Adam Milne and Matt Henry were occasionally singled out for boundaries, but after the 100-run stand in the 19th over, they showed more pronounced indifference. Fakhar hit a six over Mitchell’s head while Imam did the same to Ish Sodhi soon after. Both players had scored half-centuries by now and Pakistan appeared to be on track.
Sodhi got some grip on the next ball and trapped Imam in front, but this time it paved the way for another long partnership between Babar and Fakhar. It seemed as if both of them would take the game till the end. The Pakistani captain was looking home from the very first ball, while Fakhar was steadily moving towards another ODI century. When he got there with a drive through extra cover he punched the air earlier than customary prostration,
But one run away from 50, a loose shot from Babar brought Shan Masood to the crease. After a brief struggle he was soon back, bowling the 12th ball over extra cover and adding only one run as New Zealand once again got the shortest start.
But Rizwan closed it out with confidence as he hit back and tried to take the game out of danger. They did this with considerable success, and even when Fakhar fell for 117 at the other end, they ensured there was no reason for the home side to falter. A smash to midwicket in the final over sealed the deal, giving Pakistan the win they were hoping for at good value for most of the game.

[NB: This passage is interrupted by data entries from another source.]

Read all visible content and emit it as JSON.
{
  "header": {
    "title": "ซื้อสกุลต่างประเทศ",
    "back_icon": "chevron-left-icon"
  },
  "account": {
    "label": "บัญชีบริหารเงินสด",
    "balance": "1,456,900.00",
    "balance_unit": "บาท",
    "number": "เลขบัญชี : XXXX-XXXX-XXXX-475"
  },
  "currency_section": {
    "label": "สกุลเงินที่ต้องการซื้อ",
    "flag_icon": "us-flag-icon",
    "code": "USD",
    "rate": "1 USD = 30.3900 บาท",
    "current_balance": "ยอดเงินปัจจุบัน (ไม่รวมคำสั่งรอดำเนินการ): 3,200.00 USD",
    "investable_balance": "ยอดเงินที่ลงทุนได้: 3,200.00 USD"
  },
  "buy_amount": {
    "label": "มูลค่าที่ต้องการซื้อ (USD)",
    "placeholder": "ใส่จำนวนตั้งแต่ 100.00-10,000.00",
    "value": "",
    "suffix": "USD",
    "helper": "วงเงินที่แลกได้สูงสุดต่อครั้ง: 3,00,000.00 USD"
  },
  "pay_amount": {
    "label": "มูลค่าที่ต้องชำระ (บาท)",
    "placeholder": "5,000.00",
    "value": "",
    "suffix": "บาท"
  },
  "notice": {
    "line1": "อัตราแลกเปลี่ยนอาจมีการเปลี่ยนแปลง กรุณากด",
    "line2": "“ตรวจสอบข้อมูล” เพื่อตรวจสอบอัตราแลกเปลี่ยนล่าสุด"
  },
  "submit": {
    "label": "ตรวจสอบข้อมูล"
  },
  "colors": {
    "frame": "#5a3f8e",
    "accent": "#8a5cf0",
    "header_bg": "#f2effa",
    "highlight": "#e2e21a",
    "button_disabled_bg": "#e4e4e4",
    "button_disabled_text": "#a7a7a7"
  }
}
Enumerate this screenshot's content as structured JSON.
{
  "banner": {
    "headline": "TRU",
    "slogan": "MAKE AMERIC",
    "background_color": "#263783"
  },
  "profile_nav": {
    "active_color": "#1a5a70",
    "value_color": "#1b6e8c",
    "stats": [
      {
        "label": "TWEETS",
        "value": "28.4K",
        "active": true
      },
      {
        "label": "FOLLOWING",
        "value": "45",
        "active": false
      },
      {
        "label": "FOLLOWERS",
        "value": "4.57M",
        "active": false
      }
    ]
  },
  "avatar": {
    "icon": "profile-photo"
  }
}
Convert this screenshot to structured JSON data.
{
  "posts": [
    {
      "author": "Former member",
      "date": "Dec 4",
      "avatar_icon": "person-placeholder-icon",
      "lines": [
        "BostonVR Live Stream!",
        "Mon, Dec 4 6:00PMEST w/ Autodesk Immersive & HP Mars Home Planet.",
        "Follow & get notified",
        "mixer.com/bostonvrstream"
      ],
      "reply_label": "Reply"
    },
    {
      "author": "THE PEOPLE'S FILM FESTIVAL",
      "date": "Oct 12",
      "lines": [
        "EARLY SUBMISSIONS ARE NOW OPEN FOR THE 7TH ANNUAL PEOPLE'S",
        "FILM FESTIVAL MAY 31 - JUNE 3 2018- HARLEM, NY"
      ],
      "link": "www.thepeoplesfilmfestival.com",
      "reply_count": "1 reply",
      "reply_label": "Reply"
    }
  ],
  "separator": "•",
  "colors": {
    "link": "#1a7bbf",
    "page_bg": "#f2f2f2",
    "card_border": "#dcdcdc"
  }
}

Earlier, Pakistan had opted to invite New Zealand to bat on a hot day and flat track. The bowlers began to restrict the openers, especially Naseem, who got an extra yard of sideways movement and pace, conceding only 12 runs in his six-over spell. However, it was the change in bowling that brought the wickets, with Haris Rauf pulling an outside edge from Chad Bowes in his first over, limiting the powerplay to the bowlers.
But as the field expanded, New Zealand’s innings began to progress. Young began to find his feet, especially against spin. After an innings of 50 runs in 51 balls, he hit Shadab for four and Agha Salman for a six on the first ball. As Pakistan continued to keep the spin away with little impact, Mitchell soon began to play a useful support role. Young looked to be on his way to a century as the partnership crossed the three-mark and New Zealand reached 150 for one in 26 overs.
But Shadab struck out Young in an attempt to hit another boundary, and although Mitchell was becoming more comfortable, New Zealand could never assert themselves in the same way again. Tom Latham’s struggles at the crease – he managed 20 off 36, but his pace was slowed by falling LBW to a juicy full toss. Mitchell hit two fours on Shadab and another four and a six on Nawaz, but he was getting little support.
There were only three fours in the last 25 overs of the innings that Mitchell did not hit, and once Mark Chapman was clean bowled by Rauf, the innings never really took off. Mitchell brought up a fine century with a brilliant straight drive off Shaheen Afridi, but with Naseem performing poorly at the other end, New Zealand’s run-scoring was becoming more and more tenuous.
Naseem would get the reward he deserved in the wickets column at the death, dismissing Rachin Ravindra and Adam Milne on the last two balls of the innings, ensuring New Zealand fell well short of 300. As it happened, they too fell. It is quite good to challenge Pakistan’s batsmen on such a surface.
Daniel Rasool is a sub-editor at ESPNcricinfo. @danny61000